*** Opening of The records ***

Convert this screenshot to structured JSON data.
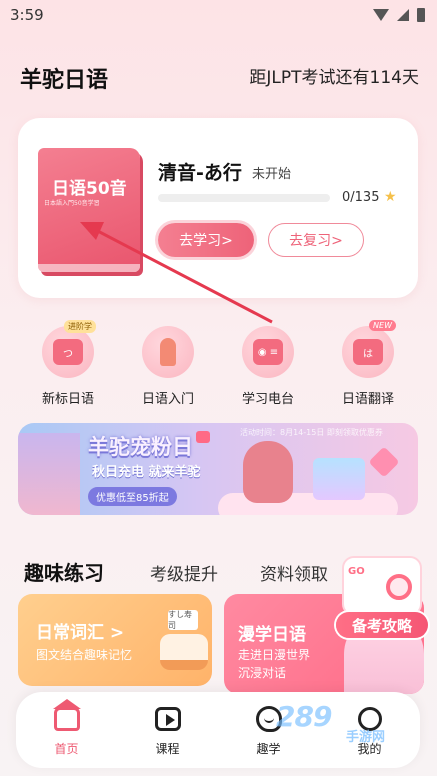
{
  "status": {
    "time": "3:59"
  },
  "header": {
    "app_title": "羊驼日语",
    "exam_countdown": "距JLPT考试还有114天"
  },
  "progress_card": {
    "book_title": "日语50音",
    "book_subtitle": "日本語入門50音学習",
    "lesson_title": "清音-あ行",
    "lesson_status": "未开始",
    "progress_done": 0,
    "progress_total": 135,
    "progress_text": "0/135",
    "study_button": "去学习>",
    "review_button": "去复习>"
  },
  "quick_entries": [
    {
      "label": "新标日语",
      "tag": "进阶学",
      "icon": "book-badge-icon"
    },
    {
      "label": "日语入门",
      "tag": "",
      "icon": "rocket-icon"
    },
    {
      "label": "学习电台",
      "tag": "",
      "icon": "radio-icon"
    },
    {
      "label": "日语翻译",
      "tag": "NEW",
      "icon": "translate-icon"
    }
  ],
  "banner": {
    "title": "羊驼宠粉日",
    "slogan": "秋日充电  就来羊驼",
    "discount": "优惠低至85折起",
    "date": "活动时间：8月14-15日    即刻领取优惠券"
  },
  "practice_tabs": [
    "趣味练习",
    "考级提升",
    "资料领取"
  ],
  "vocab_card": {
    "title": "日常词汇 >",
    "desc": "图文结合趣味记忆",
    "sign": "すし寿司"
  },
  "manga_card": {
    "title": "漫学日语",
    "desc1": "走进日漫世界",
    "desc2": "沉浸对话"
  },
  "exam_strategy": {
    "label": "备考攻略",
    "sign": "GO"
  },
  "bottom_nav": [
    {
      "label": "首页",
      "icon": "home-icon",
      "active": true
    },
    {
      "label": "课程",
      "icon": "play-icon",
      "active": false
    },
    {
      "label": "趣学",
      "icon": "fun-icon",
      "active": false
    },
    {
      "label": "我的",
      "icon": "user-icon",
      "active": false
    }
  ],
  "watermark": {
    "text": "289",
    "sub": "手游网"
  },
  "colors": {
    "accent": "#ee5a72",
    "progress": "#f06a80",
    "star": "#f5c04a",
    "vocab": "#ffb36a"
  }
}
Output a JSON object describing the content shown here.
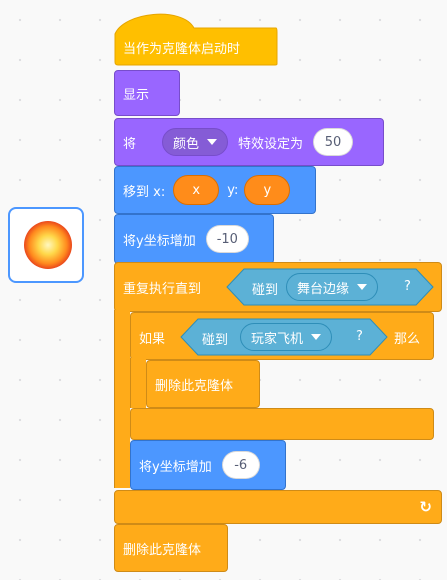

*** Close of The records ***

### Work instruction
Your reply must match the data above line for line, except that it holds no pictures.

### Response to this task
Convert this screenshot to structured JSON data.
{
  "status": {
    "time": "3:59"
  },
  "header": {
    "app_title": "羊驼日语",
    "exam_countdown": "距JLPT考试还有114天"
  },
  "progress_card": {
    "book_title": "日语50音",
    "book_subtitle": "日本語入門50音学習",
    "lesson_title": "清音-あ行",
    "lesson_status": "未开始",
    "progress_done": 0,
    "progress_total": 135,
    "progress_text": "0/135",
    "study_button": "去学习>",
    "review_button": "去复习>"
  },
  "quick_entries": [
    {
      "label": "新标日语",
      "tag": "进阶学",
      "icon": "book-badge-icon"
    },
    {
      "label": "日语入门",
      "tag": "",
      "icon": "rocket-icon"
    },
    {
      "label": "学习电台",
      "tag": "",
      "icon": "radio-icon"
    },
    {
      "label": "日语翻译",
      "tag": "NEW",
      "icon": "translate-icon"
    }
  ],
  "banner": {
    "title": "羊驼宠粉日",
    "slogan": "秋日充电  就来羊驼",
    "discount": "优惠低至85折起",
    "date": "活动时间：8月14-15日    即刻领取优惠券"
  },
  "practice_tabs": [
    "趣味练习",
    "考级提升",
    "资料领取"
  ],
  "vocab_card": {
    "title": "日常词汇 >",
    "desc": "图文结合趣味记忆",
    "sign": "すし寿司"
  },
  "manga_card": {
    "title": "漫学日语",
    "desc1": "走进日漫世界",
    "desc2": "沉浸对话"
  },
  "exam_strategy": {
    "label": "备考攻略",
    "sign": "GO"
  },
  "bottom_nav": [
    {
      "label": "首页",
      "icon": "home-icon",
      "active": true
    },
    {
      "label": "课程",
      "icon": "play-icon",
      "active": false
    },
    {
      "label": "趣学",
      "icon": "fun-icon",
      "active": false
    },
    {
      "label": "我的",
      "icon": "user-icon",
      "active": false
    }
  ],
  "watermark": {
    "text": "289",
    "sub": "手游网"
  },
  "colors": {
    "accent": "#ee5a72",
    "progress": "#f06a80",
    "star": "#f5c04a",
    "vocab": "#ffb36a"
  }
}
Output a JSON object describing the content shown here.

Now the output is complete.